By Adrienne Downey, Director of Technology Research, and Joanne Itow, Foundry Analyst, Semico Research Corp.
The disaster unfolding in Japan due to the Tohoku earthquake has raised much uncertainty in the semiconductor industry. It would be easy for us to look at the worst possible scenario, but is this the most likely one? Semico recently released a semiconductor capital expenditure forecast of 15% growth for this year, which is on top of the 91% increase seen in 2010. In light of the tragic events in Japan, is 15% growth too aggressive or not aggressive enough? Will companies increase capital expenditures to cover the lost capacity in Japan, or will the industry have to curtail production industry-wide, lessening the need for additional capacity?
Let’s see: out of the 59 companies covered in Semico’s capital expenditure forecast, only twelve have fabs in Japan. Their capex represents 19% of the total, but a sizeable amount of that is for fabs in other regions (ON, TI, Micron, and UMC, for example).
Nine out of the top 20 semiconductor companies plan to grow their capex spending in 2011, all at double- or even triple-digit increases. Four out of those nine maintain fabs in Japan. For example, Toshiba planned to increase capex from $1.6 billion in 2010 to $1.8 billion in 2011. Much of Toshiba’s spend was targeted at the completion and ramp of Fab 5 in Yokkaichi. Renesas announced plans to increase capital expenditures by 52%, going from $491 million in 2010 to $748 million in 2011.

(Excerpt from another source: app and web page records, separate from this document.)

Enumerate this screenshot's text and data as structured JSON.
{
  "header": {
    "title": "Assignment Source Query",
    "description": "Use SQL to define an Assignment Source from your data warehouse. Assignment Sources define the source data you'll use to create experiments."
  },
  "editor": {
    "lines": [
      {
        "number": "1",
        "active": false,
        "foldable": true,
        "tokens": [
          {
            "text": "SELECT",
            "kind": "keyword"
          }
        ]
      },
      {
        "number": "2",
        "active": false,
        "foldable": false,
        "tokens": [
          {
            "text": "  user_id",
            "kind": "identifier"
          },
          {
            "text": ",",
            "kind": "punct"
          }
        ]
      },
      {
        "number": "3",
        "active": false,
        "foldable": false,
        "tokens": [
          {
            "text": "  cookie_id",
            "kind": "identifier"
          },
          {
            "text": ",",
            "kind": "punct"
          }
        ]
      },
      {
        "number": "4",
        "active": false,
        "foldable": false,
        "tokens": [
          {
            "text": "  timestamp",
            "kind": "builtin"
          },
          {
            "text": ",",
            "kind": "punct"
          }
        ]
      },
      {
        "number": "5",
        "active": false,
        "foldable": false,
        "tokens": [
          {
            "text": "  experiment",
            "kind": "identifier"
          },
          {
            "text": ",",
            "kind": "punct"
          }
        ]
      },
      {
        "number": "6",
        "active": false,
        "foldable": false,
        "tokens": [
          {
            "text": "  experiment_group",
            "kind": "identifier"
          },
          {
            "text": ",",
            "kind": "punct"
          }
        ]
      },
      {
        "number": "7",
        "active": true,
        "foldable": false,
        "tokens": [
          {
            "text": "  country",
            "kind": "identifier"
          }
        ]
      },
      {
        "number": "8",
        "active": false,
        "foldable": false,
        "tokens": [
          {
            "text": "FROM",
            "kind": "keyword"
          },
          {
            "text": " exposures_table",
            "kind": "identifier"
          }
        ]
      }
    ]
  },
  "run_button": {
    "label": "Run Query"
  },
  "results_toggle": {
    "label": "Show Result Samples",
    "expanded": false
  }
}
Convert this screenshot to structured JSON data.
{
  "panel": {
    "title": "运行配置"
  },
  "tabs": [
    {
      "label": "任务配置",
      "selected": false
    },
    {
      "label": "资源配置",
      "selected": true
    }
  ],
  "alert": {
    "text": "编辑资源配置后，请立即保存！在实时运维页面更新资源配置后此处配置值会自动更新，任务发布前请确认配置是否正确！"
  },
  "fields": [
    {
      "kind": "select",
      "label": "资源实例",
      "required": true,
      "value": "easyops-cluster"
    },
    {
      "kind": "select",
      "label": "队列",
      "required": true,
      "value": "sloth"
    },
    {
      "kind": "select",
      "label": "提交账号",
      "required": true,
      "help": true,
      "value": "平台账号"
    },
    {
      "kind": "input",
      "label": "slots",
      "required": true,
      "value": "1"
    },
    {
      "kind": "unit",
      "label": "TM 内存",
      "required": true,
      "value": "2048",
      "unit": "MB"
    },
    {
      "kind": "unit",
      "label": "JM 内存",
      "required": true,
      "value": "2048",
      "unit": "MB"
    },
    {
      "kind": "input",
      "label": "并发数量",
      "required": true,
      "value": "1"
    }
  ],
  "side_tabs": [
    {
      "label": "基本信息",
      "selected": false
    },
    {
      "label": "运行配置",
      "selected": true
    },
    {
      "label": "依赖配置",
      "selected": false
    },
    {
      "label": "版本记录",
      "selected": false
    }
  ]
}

The damage to semiconductor fabs in Japan has been pretty minimal, all things considered. Freescale was already in the process of closing their Sendai fab, so capital spending is most likely concentrated at its other fabs. Texas Instruments will need to spend more in capex to return its Miho fab to full production. The fab’s infrastructure was damaged, but the building itself is sound. In the short term, TI made arrangements to cover most of the production output from their affected facilities. ON Semiconductor’s fabs sustained minor damage, as did two of its back-end packaging facilities. Panasonic, Elpida, Renesas, Sony, Rohm, Fujitsu and Hitachi are among those with damage to their fabs.
For companies headquartered outside of Japan, capital spending forecasts for 2011 should remain unchanged. Intel has pledged a massive 73% increase in capex this year. After spending a record $10.9 billion in 2010, Samsung has reduced its forecasted spending in 2011 to $9.2 billion, a 16% decline. STMicroelectronics will increase spending to expand production of MEMS, automotive ICs and ST-Ericsson’s U8500 smartphone platform.
Semico forecasts an 11% growth in wafer demand this year. Although expected capacity additions will more than cover the expected unit growth in 2011, the expansion plans currently in place may not be in the right places. Shortages in certain product categories could still be possible in the short term. In addition, material supplies will be tight for at least several weeks, and spot shortages in the short term are a real possibility.
The importance of second-sourcing and maintaining manufacturing locations or relationships in different geographic areas has never been more apparent. But the semiconductor industry is strong; it can and will overcome these challenges. The semiconductor industry always finds ways to be more efficient. There are many companies that are willing and able to step up to the challenge of filling the gaps as a result of this devastating disaster.
Let’s give Japan all our support, for a recovery of semiconductor industry operations there will help the Japanese people, and it will help us. For more details regarding Semico’s capital expenditure and wafer demand reports please visit our website.